The ambitious 284-page transportation plan was organized around Bottom’s “One Atlanta” pillars, which include: (1) a safe, welcoming and inclusive city; (2) thriving neighborhoods, communities and businesses; (3) world-class employees, infrastructure, and services; and (4) ethical, transparent and fiscally responsible government.
ATLDOT along with its 83 partners has plans for over the next three years to construct or complete more than $200 million in mobility infrastructure projects in the City of Atlanta. Along with 28 measurable benchmarks, ATLDOT has a lot of work to oversee in these next 36 months.
According to the plan, 72 percent of fatalities and 42 percent of injuries take place on 6 percent of Atlanta’s roadways while as much as 60 percent of the city’s street conditions are fair or worsening.
This especially seems to be the case for residents who live in Southwest and Northwest Atlanta, these disadvantages are even greater.
Residents in these areas of town have complained of having to navigate limited-to-no pedestrian infrastructure, including residential streets with 30 mph speed limits, very little sidewalks along busy intersections and a lack of MARTA bus shelters.
“My neighborhood has no sidewalks, none whatsoever,” said Wykeisha Howe, a resident of the Beecher-Donnelly community with kids who attend Tuskegee Airmen Global Academy. “My kids’ school is only a block away from our home, but we must cross two busy streets to walk there. So, we drive instead.
“I don’t know what we must do, but we have to get people to understand that pedestrians must be respected,” she added. “It’s just time to do something. These are streets, not racetracks.”
Adah Pittman-Delancey, a community transportation advocate and former communications director for Atlanta Bike Coalition, agreed with Howe and added that the formation of ATLDOT and transportation are long overdue.
“Anytime is the right time when you are past time, based on data showing population growth after the ’96 Olympics,” she said. “It’s time to support the growth of Atlanta.
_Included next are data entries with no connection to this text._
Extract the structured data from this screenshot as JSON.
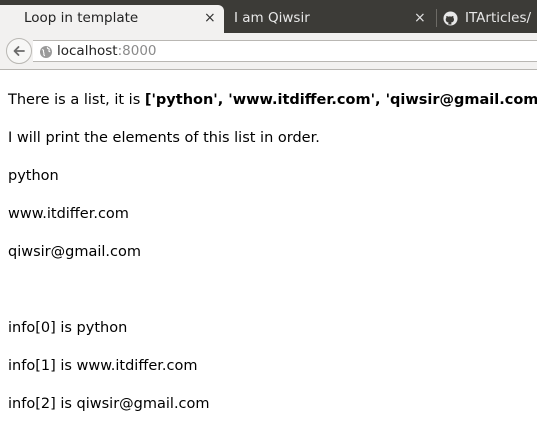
{
  "browser": {
    "tabs": [
      {
        "title": "Loop in template",
        "close": "×",
        "active": true
      },
      {
        "title": "I am Qiwsir",
        "close": "×",
        "active": false
      },
      {
        "title": "ITArticles/",
        "active": false
      }
    ],
    "address": {
      "host": "localhost",
      "port": ":8000"
    },
    "icons": {
      "back": "back-arrow-icon",
      "site": "globe-icon",
      "tab3": "github-icon"
    }
  },
  "page": {
    "intro_prefix": "There is a list, it is ",
    "intro_list": "['python', 'www.itdiffer.com', 'qiwsir@gmail.com']",
    "order_line": "I will print the elements of this list in order.",
    "elements": [
      "python",
      "www.itdiffer.com",
      "qiwsir@gmail.com"
    ],
    "indexed": [
      "info[0] is python",
      "info[1] is www.itdiffer.com",
      "info[2] is qiwsir@gmail.com"
    ]
  }
}
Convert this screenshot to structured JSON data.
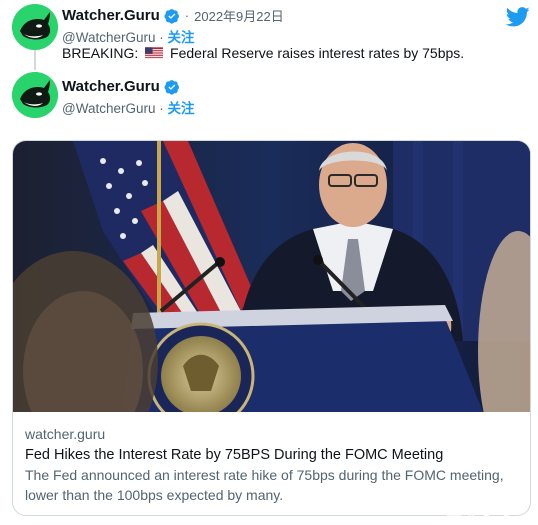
{
  "tweet1": {
    "name": "Watcher.Guru",
    "dot": "·",
    "date": "2022年9月22日",
    "handle": "@WatcherGuru",
    "separator": "·",
    "follow": "关注",
    "text_before": "BREAKING:",
    "flag_icon": "us-flag-emoji",
    "text_after": "Federal Reserve raises interest rates by 75bps."
  },
  "tweet2": {
    "name": "Watcher.Guru",
    "handle": "@WatcherGuru",
    "separator": "·",
    "follow": "关注"
  },
  "card": {
    "domain": "watcher.guru",
    "title": "Fed Hikes the Interest Rate by 75BPS During the FOMC Meeting",
    "description_line1": "The Fed announced an interest rate hike of 75bps during the FOMC meeting,",
    "description_line2": "lower than the 100bps expected by many."
  },
  "watermark": "三非小号",
  "colors": {
    "link_blue": "#1d9bf0",
    "avatar_green": "#29d46c",
    "muted_text": "#536471",
    "border": "#cfd9de"
  },
  "icons": [
    "twitter-bird-icon",
    "verified-badge-icon",
    "us-flag-icon",
    "orca-avatar-icon"
  ]
}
They are one step closer with this plan. But we are still going to be waiting for implementation.”
Implementation of the plan and the application of resources will make all the difference in whether the plan is successful, Pittman-Delancey suggested.
“My hope is that the department priorities communities that have been marginalized,” she said. “The plan sounds good all the community partners are great. I know that they had a highly knowledgeable team that was a part of the planning phase. But, it’s going to take the community to be apart of the plan for proper implantation.”
Coinciding with ten major redevelopment projects: Herndon Homes, 740 W. Peachtree, 1105 W. Peachtree, Turn Field Lots, Interlock/ Tech West, 1350 W. Marietta, 760 Ralph McGill, The Spur at Centennial Yards, Pittsburg Yards, and Fort Mac—Atlanta’s residents will start to see changes to 16 of our inner-city streets, including:
- Fairburn Road: Upgrade Pedestrian & Bicycle Facilities
- Cascade Road: Sidewalk Replacement, Bike Lanes and Multi-use trails, Streetlighting and Bus stop Enhancements
- Martin Luther King Jr. Dr: New Bike Facilities, Bus Shelter Improvements, Upgraded Pedestrian facilities and street repaving
- Joseph E. Lowery Blvd.: Upgrade Pedestrian Facilities, Landscaping and Streetlights and street repaving
- Atlanta Beltline: Westside trail connection
- 5th Street: Sidewalk replacement, ADA ramps and crosswalks, upgrade bike facilities and street repaving
- Howell Mill Road: Crosswalk Improvements, new bike facilities, and Signal Operations upgrade
- Moores Mill Road + Wesley Road: Signal Operations Upgrade and Safety Improvements
- Piedmont Road: Capacity and intersection improvements
- Juniper St: New Bike facilities, upgraded pedestrian facilities, streetscaping, and stormwater improvements
- Monroe Dr. + Boulevard: Upgrade pedestrian and Bike facilities
- Dekalb Ave: Resurfacing, signal operations upgrade, safety improvements and removal of the reversible lane
- Moreland Ave + Glenwood Ave: Intersection realignment & signal operations upgrade
- Central Ave. + Spring St: Bridge Reconstruction
- Atlanta Beltline: Extension of existing Westside Trail to Southside Trail